Until I read this book, I didn't know how far south their influence went. I already knew about their influence in Great Britain. But the number of mighty civilizations the Celts met and defeated as they expanded southward is almost ridiculous as they went around marauding in their own inimitable way. For example, they successively fought and defeated the Thracians, then the redoubtable Macedonions twice, then the Greeks at Thermopylae, the Etruscans in Italy, as well as the entire Iberian peninsula, and finally, even further south, fought and defeated the Syrian army. For a while there was an important Gallic settlement in Anatolia. Half of Hannibal's army consisted of Celtic mercenaries, and Celtic mercenaries were even hired by the Pharaohs of Egypt.
Konstam points out that one of the reasons for the Celts' superiority in battle was their stronger and more efficient iron weapons, compared to their opponents, who were still using Bronze Age weapons and materials.
The book is organized into two-page spreads, as is typical of atlases of this type, with an article and its accompanying map, photos, or illustrations covering each two-page section. In addition to that, the book is organized into a number of different chapters or sections, covering the major historical periods; the major archeologically distinct phases, such as the Unetice, Tumulus, Urnfield, Halstatt, and La Tene cultures; Celtic religion; Celtic myths and legends; Celtic art; the Celtic warrior and his beliefs and weapons; and the Roman battles and conquests. Also, there is a chapter on the different Celtic tribes and peoples, including separate articles on the Scots, Picts, Gauls, Welch, Cornish, Irish, Galatians, and Celtiberians. Finally, there is an article on the Celtic revival and how Celtic influence is still being felt today in art and religion.
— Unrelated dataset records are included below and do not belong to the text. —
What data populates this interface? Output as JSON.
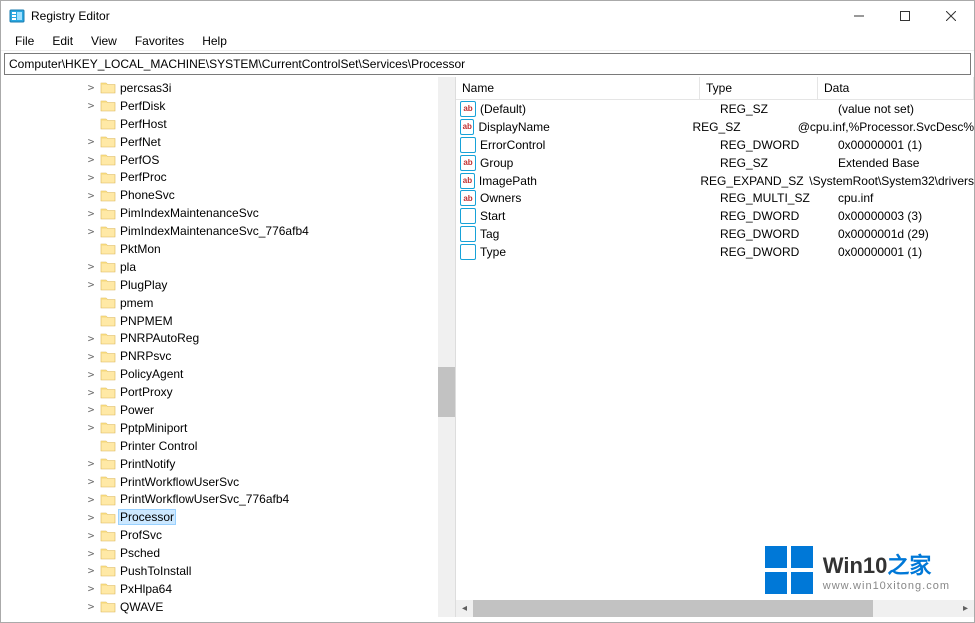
{
  "window": {
    "title": "Registry Editor"
  },
  "menu": {
    "file": "File",
    "edit": "Edit",
    "view": "View",
    "favorites": "Favorites",
    "help": "Help"
  },
  "address": "Computer\\HKEY_LOCAL_MACHINE\\SYSTEM\\CurrentControlSet\\Services\\Processor",
  "tree": [
    {
      "label": "percsas3i",
      "exp": true
    },
    {
      "label": "PerfDisk",
      "exp": true
    },
    {
      "label": "PerfHost",
      "exp": false
    },
    {
      "label": "PerfNet",
      "exp": true
    },
    {
      "label": "PerfOS",
      "exp": true
    },
    {
      "label": "PerfProc",
      "exp": true
    },
    {
      "label": "PhoneSvc",
      "exp": true
    },
    {
      "label": "PimIndexMaintenanceSvc",
      "exp": true
    },
    {
      "label": "PimIndexMaintenanceSvc_776afb4",
      "exp": true
    },
    {
      "label": "PktMon",
      "exp": false
    },
    {
      "label": "pla",
      "exp": true
    },
    {
      "label": "PlugPlay",
      "exp": true
    },
    {
      "label": "pmem",
      "exp": false
    },
    {
      "label": "PNPMEM",
      "exp": false
    },
    {
      "label": "PNRPAutoReg",
      "exp": true
    },
    {
      "label": "PNRPsvc",
      "exp": true
    },
    {
      "label": "PolicyAgent",
      "exp": true
    },
    {
      "label": "PortProxy",
      "exp": true
    },
    {
      "label": "Power",
      "exp": true
    },
    {
      "label": "PptpMiniport",
      "exp": true
    },
    {
      "label": "Printer Control",
      "exp": false
    },
    {
      "label": "PrintNotify",
      "exp": true
    },
    {
      "label": "PrintWorkflowUserSvc",
      "exp": true
    },
    {
      "label": "PrintWorkflowUserSvc_776afb4",
      "exp": true
    },
    {
      "label": "Processor",
      "exp": true,
      "sel": true
    },
    {
      "label": "ProfSvc",
      "exp": true
    },
    {
      "label": "Psched",
      "exp": true
    },
    {
      "label": "PushToInstall",
      "exp": true
    },
    {
      "label": "PxHlpa64",
      "exp": true
    },
    {
      "label": "QWAVE",
      "exp": true
    }
  ],
  "columns": {
    "name": "Name",
    "type": "Type",
    "data": "Data"
  },
  "values": [
    {
      "icon": "ab",
      "name": "(Default)",
      "type": "REG_SZ",
      "data": "(value not set)"
    },
    {
      "icon": "ab",
      "name": "DisplayName",
      "type": "REG_SZ",
      "data": "@cpu.inf,%Processor.SvcDesc%"
    },
    {
      "icon": "bin",
      "name": "ErrorControl",
      "type": "REG_DWORD",
      "data": "0x00000001 (1)"
    },
    {
      "icon": "ab",
      "name": "Group",
      "type": "REG_SZ",
      "data": "Extended Base"
    },
    {
      "icon": "ab",
      "name": "ImagePath",
      "type": "REG_EXPAND_SZ",
      "data": "\\SystemRoot\\System32\\drivers"
    },
    {
      "icon": "ab",
      "name": "Owners",
      "type": "REG_MULTI_SZ",
      "data": "cpu.inf"
    },
    {
      "icon": "bin",
      "name": "Start",
      "type": "REG_DWORD",
      "data": "0x00000003 (3)"
    },
    {
      "icon": "bin",
      "name": "Tag",
      "type": "REG_DWORD",
      "data": "0x0000001d (29)"
    },
    {
      "icon": "bin",
      "name": "Type",
      "type": "REG_DWORD",
      "data": "0x00000001 (1)"
    }
  ],
  "watermark": {
    "brand": "Win10",
    "suffix": "之家",
    "url": "www.win10xitong.com"
  }
}
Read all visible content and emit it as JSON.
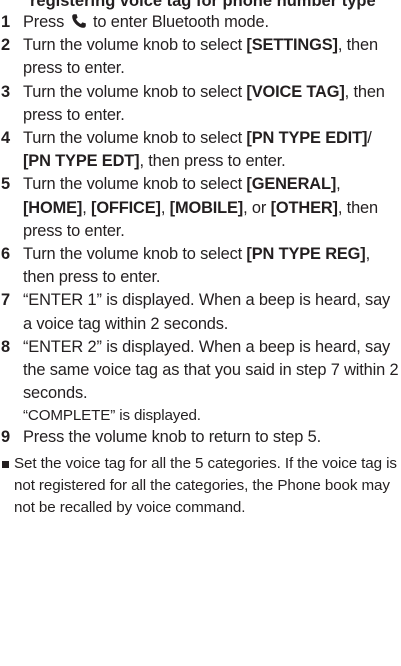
{
  "header": {
    "cut_line": "registering voice tag for phone number type"
  },
  "steps": [
    {
      "num": "1",
      "pre": "Press",
      "icon": "phone-icon",
      "post": "to enter Bluetooth mode."
    },
    {
      "num": "2",
      "a": "Turn the volume knob to select",
      "b": "[SETTINGS]",
      "c": ", then press to enter."
    },
    {
      "num": "3",
      "a": "Turn the volume knob to select",
      "b": "[VOICE TAG]",
      "c": ", then press to enter."
    },
    {
      "num": "4",
      "a": "Turn the volume knob to select",
      "b": "[PN TYPE EDIT]",
      "c": "/",
      "d": "[PN TYPE EDT]",
      "e": ", then press to enter."
    },
    {
      "num": "5",
      "a": "Turn the volume knob to select",
      "b": "[GENERAL]",
      "c": ",",
      "d": "[HOME]",
      "e": ",",
      "f": "[OFFICE]",
      "g": ",",
      "h": "[MOBILE]",
      "i": ", or",
      "j": "[OTHER]",
      "k": ", then press to enter."
    },
    {
      "num": "6",
      "a": "Turn the volume knob to select",
      "b": "[PN TYPE REG]",
      "c": ", then press to enter."
    },
    {
      "num": "7",
      "a": "“ENTER 1” is displayed. When a beep is heard, say a voice tag within 2 seconds."
    },
    {
      "num": "8",
      "a": "“ENTER 2” is displayed. When a beep is heard, say the same voice tag as that you said in step 7 within 2 seconds.",
      "note": "“COMPLETE” is displayed."
    },
    {
      "num": "9",
      "a": "Press the volume knob to return to step 5."
    }
  ],
  "bullet_note": "Set the voice tag for all the 5 categories.  If the voice tag is not registered for all the categories, the Phone book may not be recalled by voice command.",
  "colors": {
    "text": "#231f20"
  }
}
Overall a very interesting, well-written, and beautifully written history and atlas of this important people.